The Namibian Department of Civil Aviation Presented the first pass of the Unmanned Aircraft operations and requirements Draft Regulation on the 17th March 2016.
The presentation was held at the Ministry in Windhoek, during most of the morning, and was to a full audience, invited by the DCA, as representative of the UAV manufacturing industry and commercial users in Namibia.
This presentation was the first of a group of meetings to take place over the next few months, massaging and refining the draft to a form acceptable to as many parties as possible.
The ICAO Articles ( actually DOC-10019) form the basis of the minimum requirements, but DCA is shown to be extremely open, willing and fully prepared to discuss and negotiate around the draft presented.
In all , the draft presented is a totally enlightened, practical and realistic proposal.

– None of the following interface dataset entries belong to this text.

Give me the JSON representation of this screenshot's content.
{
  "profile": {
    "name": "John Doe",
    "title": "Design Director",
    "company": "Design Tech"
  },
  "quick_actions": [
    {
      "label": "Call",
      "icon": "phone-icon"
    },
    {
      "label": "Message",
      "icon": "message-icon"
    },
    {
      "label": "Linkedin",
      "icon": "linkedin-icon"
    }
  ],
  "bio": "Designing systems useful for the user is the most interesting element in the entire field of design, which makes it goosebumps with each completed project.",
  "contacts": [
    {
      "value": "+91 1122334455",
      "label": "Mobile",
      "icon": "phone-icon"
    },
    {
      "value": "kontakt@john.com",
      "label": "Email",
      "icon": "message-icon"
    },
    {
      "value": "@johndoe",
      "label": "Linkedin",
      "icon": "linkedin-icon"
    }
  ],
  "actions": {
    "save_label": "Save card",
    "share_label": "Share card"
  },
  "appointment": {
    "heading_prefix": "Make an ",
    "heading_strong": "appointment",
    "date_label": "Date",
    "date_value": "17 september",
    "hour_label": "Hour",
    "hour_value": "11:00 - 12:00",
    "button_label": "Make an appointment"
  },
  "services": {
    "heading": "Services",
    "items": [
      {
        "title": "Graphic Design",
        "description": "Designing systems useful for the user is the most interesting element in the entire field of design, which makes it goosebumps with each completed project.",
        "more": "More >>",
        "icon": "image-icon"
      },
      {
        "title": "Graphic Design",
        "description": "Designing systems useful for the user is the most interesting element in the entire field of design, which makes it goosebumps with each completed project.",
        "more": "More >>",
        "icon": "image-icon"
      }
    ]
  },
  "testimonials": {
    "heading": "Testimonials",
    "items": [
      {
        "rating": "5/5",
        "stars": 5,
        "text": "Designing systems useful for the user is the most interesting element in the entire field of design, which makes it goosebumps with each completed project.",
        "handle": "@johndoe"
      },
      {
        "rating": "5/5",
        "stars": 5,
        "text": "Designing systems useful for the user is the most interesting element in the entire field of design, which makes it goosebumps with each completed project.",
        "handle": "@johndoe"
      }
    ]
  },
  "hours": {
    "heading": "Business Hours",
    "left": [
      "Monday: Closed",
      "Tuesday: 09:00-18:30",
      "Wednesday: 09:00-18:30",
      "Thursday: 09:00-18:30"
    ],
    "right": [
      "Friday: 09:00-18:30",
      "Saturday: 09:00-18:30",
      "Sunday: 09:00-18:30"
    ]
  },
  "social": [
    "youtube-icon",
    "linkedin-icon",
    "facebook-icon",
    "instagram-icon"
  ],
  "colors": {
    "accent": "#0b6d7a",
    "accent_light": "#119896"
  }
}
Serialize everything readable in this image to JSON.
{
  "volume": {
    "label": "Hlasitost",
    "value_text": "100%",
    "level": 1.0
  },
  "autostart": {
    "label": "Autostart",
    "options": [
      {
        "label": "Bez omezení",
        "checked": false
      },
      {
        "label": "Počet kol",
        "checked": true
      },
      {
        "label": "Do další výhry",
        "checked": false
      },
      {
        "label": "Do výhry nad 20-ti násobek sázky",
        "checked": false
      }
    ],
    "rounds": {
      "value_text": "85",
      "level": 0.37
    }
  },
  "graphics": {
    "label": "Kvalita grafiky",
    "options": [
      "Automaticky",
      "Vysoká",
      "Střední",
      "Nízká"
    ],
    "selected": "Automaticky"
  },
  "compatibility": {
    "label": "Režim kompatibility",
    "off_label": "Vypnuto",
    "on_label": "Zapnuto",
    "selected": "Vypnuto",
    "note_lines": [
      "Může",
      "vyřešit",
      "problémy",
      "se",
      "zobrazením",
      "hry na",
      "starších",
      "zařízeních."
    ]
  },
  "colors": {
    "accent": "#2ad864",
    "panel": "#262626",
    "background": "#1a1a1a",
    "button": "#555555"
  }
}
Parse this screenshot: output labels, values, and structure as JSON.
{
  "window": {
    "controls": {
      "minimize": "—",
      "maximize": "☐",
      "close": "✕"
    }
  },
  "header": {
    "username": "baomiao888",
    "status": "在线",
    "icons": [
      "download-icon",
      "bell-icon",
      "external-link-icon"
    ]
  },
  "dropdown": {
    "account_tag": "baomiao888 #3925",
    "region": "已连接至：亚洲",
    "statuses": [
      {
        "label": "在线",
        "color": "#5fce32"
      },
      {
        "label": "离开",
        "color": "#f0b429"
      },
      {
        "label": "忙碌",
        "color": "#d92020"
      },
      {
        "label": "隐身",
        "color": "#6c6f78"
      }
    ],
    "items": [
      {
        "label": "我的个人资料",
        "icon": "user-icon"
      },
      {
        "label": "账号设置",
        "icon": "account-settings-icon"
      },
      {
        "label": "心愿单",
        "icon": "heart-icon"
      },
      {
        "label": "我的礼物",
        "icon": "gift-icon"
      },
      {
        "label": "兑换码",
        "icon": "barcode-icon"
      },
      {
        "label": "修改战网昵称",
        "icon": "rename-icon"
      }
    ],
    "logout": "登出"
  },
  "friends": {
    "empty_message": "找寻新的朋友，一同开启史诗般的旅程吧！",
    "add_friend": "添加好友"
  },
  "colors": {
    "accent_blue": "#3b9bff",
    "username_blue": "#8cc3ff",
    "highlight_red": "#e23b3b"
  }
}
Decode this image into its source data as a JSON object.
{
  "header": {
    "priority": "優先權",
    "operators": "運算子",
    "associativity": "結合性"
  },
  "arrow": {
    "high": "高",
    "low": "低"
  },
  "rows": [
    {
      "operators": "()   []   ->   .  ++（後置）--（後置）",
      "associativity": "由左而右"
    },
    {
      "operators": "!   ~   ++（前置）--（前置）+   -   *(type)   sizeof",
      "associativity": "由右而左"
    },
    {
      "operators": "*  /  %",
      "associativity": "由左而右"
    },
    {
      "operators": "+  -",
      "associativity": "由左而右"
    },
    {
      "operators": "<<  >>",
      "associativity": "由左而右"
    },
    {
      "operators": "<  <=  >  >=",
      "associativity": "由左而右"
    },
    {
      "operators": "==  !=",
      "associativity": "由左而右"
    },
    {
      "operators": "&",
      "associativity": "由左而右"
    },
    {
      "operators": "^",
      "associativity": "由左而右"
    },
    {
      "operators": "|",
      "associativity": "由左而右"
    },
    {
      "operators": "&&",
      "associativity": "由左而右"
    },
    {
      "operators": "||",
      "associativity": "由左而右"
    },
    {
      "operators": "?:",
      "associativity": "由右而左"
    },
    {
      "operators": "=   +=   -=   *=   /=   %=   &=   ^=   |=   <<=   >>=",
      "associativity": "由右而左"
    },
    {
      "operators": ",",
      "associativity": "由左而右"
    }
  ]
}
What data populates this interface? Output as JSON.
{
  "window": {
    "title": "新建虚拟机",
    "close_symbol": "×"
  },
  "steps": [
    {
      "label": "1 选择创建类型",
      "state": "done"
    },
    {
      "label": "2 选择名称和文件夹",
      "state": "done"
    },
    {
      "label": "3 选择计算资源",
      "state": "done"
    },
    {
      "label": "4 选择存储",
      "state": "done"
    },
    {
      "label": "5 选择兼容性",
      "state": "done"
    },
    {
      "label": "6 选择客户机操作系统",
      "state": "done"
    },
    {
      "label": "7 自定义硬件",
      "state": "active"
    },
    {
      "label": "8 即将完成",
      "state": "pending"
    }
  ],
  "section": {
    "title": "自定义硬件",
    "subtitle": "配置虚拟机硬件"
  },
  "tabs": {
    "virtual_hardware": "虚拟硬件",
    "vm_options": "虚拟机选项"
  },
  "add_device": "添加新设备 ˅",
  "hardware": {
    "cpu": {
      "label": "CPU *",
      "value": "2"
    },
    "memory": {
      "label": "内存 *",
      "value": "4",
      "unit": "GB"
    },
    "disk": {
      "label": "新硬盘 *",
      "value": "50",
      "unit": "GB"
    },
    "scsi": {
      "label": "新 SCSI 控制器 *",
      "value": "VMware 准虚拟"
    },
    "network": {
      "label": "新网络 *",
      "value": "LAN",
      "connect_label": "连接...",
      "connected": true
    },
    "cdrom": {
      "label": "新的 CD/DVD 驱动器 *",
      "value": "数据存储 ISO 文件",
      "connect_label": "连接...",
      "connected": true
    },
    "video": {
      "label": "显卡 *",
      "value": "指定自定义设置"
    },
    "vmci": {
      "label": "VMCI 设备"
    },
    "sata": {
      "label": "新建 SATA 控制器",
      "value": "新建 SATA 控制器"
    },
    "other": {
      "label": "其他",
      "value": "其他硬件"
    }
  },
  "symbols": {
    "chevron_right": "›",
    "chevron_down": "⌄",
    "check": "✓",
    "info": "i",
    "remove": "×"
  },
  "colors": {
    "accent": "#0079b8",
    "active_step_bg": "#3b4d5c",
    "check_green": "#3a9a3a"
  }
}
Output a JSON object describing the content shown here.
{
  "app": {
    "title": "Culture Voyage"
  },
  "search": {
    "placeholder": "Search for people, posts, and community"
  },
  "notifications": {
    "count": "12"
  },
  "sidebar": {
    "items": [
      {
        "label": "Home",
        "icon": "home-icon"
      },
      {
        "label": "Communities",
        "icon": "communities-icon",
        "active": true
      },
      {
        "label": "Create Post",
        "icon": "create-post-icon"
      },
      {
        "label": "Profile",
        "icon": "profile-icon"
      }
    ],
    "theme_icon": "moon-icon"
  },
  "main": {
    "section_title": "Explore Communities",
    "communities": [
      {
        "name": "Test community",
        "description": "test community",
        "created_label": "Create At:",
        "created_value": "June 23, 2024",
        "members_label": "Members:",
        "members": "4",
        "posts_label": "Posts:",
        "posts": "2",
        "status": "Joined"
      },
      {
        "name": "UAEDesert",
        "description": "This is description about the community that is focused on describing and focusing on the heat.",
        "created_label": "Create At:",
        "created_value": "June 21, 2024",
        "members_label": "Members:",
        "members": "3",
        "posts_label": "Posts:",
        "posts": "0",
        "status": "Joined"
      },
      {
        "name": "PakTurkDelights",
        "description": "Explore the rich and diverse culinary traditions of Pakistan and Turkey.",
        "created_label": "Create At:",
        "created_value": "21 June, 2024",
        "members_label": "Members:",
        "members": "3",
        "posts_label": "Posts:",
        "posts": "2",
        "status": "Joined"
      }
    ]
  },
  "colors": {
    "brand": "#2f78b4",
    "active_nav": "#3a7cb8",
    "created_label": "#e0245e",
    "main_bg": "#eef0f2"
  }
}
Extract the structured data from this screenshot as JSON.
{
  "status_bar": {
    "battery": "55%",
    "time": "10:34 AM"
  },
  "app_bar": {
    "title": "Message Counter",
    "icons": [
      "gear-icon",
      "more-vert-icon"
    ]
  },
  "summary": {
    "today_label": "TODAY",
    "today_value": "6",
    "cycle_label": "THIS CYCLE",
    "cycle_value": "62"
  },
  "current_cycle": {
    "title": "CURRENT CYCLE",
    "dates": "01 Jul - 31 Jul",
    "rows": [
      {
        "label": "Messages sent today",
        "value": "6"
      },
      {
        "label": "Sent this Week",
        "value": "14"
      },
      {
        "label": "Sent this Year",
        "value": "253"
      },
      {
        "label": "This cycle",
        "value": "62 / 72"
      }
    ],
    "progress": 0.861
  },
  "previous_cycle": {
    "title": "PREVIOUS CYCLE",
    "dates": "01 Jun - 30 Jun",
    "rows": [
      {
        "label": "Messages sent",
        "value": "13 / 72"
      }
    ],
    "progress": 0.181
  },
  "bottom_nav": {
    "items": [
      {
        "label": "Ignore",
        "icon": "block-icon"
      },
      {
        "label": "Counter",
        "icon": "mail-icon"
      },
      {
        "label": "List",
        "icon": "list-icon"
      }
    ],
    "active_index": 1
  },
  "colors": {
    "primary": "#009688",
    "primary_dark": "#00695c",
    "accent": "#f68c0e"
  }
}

Since these are drafts, not for public dissemination as yet, I am not going to give deep detail, but some basic elements which cut to the core are given briefly below. I have not detailed all the ruling elements associated with each , so please don't take things out of context here...there are many rules regarding where you may fly, where not, max heights, proximity to people, aircraft, buildings, etc....
This text is also not meant to give insight into the details as yet, but to present the fact that Namibia is now also on the regulatory map, and in a very positive way!
UAV's below 2kg may not be used for commercial gain, and as such need not be licenced, nor its operator.
This allows all the recreational user to play to hearts content. The group present did however feel that all these systems should be placed on a DCA National Register - simply to aid as a deterrent to the fun flyers, for, for example, making their own movies at sports events, etc, while the commercial operators at the event are grounded due to these operators. ( there are a number of other reasons as well, but not now...)
All UAVs above 2kg up to 50kg shall be licenced, as shall the pilot/operator.
There is some leniency allowed, but for commercial operators, this shall hold. The UAV shall have full documentation, user manual, operator manual, log book, maintenance manuals, Training manuals, as applicable. The supplier/mnfr shall execute the applications for license.
The operator shall be licensed according to the task - the license will limit operation to that function - eg, sea patrols, real estate photography, photogrammetry, etc. Operational flight areas shall also be defined in the application. For example, if the UAV is used for anti-poaching, only in a national park, over sparsely populated areas, not near a registered airfield, then the license will be very simple. In this case, the operator may possibly not need the UAV flight school training - the Mnfr/supplier training may suffice. He may also not need the VHF Coms license. Someone doing survey work in an urban area, near a registered airfield, etc, will require the full Monty.
Operators shall also be licensed per aircraft type - a license for a fixed wing aircraft shall not allow rotary wing or multirotor operation - a new license is required. Type conversion license are required between different types of similar craft.
All Accidents and Incidents are to be logged and reported to DCA.
Foreigners visiting Namibia will have to show verifiable licensed approvals from their home country before being permitted to bring in and operate any UAV in Namibia.
The draft is in great detail, around 90 pages, but has to be to most refreshing UAV regulatory document I have seen!
The group present at the presentation forms a committee that will now continue the discussions and negotiation with DCA in the coming months. I believe the outcome is going to benefit UAV's and their application in Namibia tremendously.
Well done DCA and well done Chris Gundu, Prime Lead at DCA on this grand and brilliant effort!